I continued working on the SCOSYA project this week, further refining the ‘or’ search that I spent much of last week working on. Gary had noted that the ‘or’ search wasn’t working as intended (i.e. different icons representing different combinations of attributes) when the same attribute was selected but with different limit options – e.g. Attribute D3 rated 1-3 by young speakers OR Attribute D3 rated 1-3 by old speakers. Unfortunately, this is because all of my code was written around each attribute in an ‘or’ search being different – if two selected attributes are the same the code for splitting things up and assigning different icons simply doesn’t trigger. To get the display to work for the same attribute required some fairly major reworking of the code, which took rather a long time to get working. By the end of the week I’d got something that was sort of working in place. Now the ‘or’ search checks every selected ‘limit’ option including the attribute selection to see whether the selected attribute is the same or not. This means the ‘or’ search also works for selecting different scores, ‘interviewed by’ options and other limit options in addition to the ‘age’ selection. However, I’m noticing some errors in the choice of icons when more than two attributes are chosen. Specifically, it would appear that different attribute combinations for locations are being assigned the same icon, which is quite clearly a bug, so this is going to need some further work next week I’m afraid. Below is a screenshot of an ‘or’ search for the same attribute with different combinations of limit options, so you can see that (for two selected items at least) the ‘or’ search is now working better than last week.
I continued with more AHRC review work for a day or so this week and I also spent about a day reworking an old resource that was in desperate need of attention. The Thomas Crawford’s Diary section of Corpus of Modern Scottish Writing (http://www.scottishcorpus.ac.uk/thomascrawford/) is a WordPress powered site that was set up a couple of years before I started in this post. The WordPress instance hasn’t been updated since the site launched in 2010 and is very out of date and almost certainly a security risk. Unfortunately, the software is so old that I can’t even upgrade it using the WordPress tools – I tried doing so before and the upgrade failed and the entire site broke. The site doesn’t really need to be a WordPress site, at least not now it’s launched and the day by day postings are well and truly over. Instead I’ve created a version that uses nothing more than a small amount of PHP scripting and stores all of the diary entries in a PHP array. I think the version I’ve created works a lot better than the existing version (navigating between diary entries is easier and the order they’re listed in makes more sense) and hopefully I’ll be able to replace the existing version with my new version soon. I’ve contacted Wendy to let her approve things before I take down the old site. Hopefully the switchover will be able to take place in the next week or so and this ancient WordPress instance can be deleted.

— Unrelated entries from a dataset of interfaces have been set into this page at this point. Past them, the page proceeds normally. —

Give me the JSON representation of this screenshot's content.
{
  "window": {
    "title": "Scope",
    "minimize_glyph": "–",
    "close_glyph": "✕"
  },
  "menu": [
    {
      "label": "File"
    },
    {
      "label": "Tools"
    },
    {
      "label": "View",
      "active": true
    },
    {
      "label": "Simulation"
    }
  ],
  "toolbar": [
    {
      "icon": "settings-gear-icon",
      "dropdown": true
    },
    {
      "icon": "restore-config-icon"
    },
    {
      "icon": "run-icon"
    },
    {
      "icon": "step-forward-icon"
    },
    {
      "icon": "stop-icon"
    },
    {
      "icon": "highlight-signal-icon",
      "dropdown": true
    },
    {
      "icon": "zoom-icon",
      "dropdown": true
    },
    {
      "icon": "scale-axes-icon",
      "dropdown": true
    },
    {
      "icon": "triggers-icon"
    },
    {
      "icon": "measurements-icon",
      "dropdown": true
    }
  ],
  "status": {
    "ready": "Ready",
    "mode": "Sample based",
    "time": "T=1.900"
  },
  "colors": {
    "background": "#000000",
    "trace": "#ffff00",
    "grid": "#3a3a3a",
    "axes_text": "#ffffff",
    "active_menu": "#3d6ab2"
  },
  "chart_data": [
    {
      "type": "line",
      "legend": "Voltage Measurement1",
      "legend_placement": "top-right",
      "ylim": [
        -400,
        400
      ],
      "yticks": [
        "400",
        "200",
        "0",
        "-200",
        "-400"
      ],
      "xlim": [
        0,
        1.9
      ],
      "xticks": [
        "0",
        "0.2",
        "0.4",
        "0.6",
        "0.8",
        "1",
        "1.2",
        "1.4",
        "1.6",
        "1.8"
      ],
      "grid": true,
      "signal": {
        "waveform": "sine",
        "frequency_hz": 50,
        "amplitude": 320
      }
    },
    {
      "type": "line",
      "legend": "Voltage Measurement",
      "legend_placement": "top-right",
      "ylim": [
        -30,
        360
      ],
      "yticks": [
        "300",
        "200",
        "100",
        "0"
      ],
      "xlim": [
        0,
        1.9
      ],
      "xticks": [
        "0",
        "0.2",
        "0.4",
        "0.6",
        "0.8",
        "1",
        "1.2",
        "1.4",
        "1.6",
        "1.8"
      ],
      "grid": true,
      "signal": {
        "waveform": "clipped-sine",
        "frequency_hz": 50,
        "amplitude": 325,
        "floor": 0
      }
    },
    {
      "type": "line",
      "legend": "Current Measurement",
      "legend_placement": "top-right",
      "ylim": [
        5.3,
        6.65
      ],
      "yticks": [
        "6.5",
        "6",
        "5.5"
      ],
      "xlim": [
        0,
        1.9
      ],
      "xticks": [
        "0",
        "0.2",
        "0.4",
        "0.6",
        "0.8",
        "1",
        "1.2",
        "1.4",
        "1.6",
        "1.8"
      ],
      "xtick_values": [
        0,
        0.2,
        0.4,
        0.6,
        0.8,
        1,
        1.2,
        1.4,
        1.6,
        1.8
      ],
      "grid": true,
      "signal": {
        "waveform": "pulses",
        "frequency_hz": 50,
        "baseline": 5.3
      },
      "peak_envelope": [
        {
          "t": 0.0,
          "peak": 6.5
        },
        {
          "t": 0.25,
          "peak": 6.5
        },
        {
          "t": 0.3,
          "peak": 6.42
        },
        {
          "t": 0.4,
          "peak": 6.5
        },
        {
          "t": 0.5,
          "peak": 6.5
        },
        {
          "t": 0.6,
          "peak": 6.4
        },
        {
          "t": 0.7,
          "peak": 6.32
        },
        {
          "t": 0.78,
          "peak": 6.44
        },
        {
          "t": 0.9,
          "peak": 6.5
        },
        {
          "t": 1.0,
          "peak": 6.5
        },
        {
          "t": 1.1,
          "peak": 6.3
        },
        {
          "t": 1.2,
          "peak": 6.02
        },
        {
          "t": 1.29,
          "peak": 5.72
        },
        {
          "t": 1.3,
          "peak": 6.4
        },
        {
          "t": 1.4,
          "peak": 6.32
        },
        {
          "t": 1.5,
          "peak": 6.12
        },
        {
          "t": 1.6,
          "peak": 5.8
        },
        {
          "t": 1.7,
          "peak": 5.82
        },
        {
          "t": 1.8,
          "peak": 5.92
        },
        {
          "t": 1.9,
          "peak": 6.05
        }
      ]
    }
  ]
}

I had two meetings with members of staff this week. The first was with Johanna Green, who now works in HATII but previously worked for the School of Critical Studies. Whilst she was still in SCS we submitted a Chancellor’s Fund proposal to develop a ‘web app’ based around an exhibition in Special Collections, and this was granted funding. We are now starting to think about developing the app and we met to discuss the options. Helpfully, Johanna had produced a series of Powerpoint based mockups of how she would like the app to look and function. We went through these slides and we have a pretty good idea about how development should proceed. I’ve requested a subdomain for the site and once we have the space available, and Johanna has got back to me with some images and other content, I’ll start to develop an initial version of the app. Note that at this stage we are merely going to create a ‘web app’ – it will use purely client-side scripting and will be optimised for touchscreens but it won’t be ‘wrapped’ as an iOS or Android app. Instead it will be accessed via a web browser. However, I will ensure the code can be ‘wrapped’ at a later date if needs be.
My second meeting was with Hannah Tweed, who is in the process of submitting a proposal for funding for a project. I can’t really go into details about this here, but we met and discussed the data management aspects of her project and after the meeting I wrote a few paragraphs for her data management plan.
I also launched the second of our weekly Burns songs this week (see http://burnsc21.glasgow.ac.uk/contented-wi-little-c/) and I spent the remainder of the week continuing to work through the OED data import for the Historical Thesaurus with Fraser. I created a bunch of new scripts to process potential category matches that Fraser had identified. For example, where the HT has ‘something/something else’ and the OED has ‘something (something else)’ these categories aren’t being flagged as the same so a little script to switch the formatting and then compare the category names helped to tick off a bunch of categories. At the start of the week we had 38,676 categories across the two datasets that were not marked as ‘checked’ and be the end of the week we had got this down to 23,595, which is pretty good going.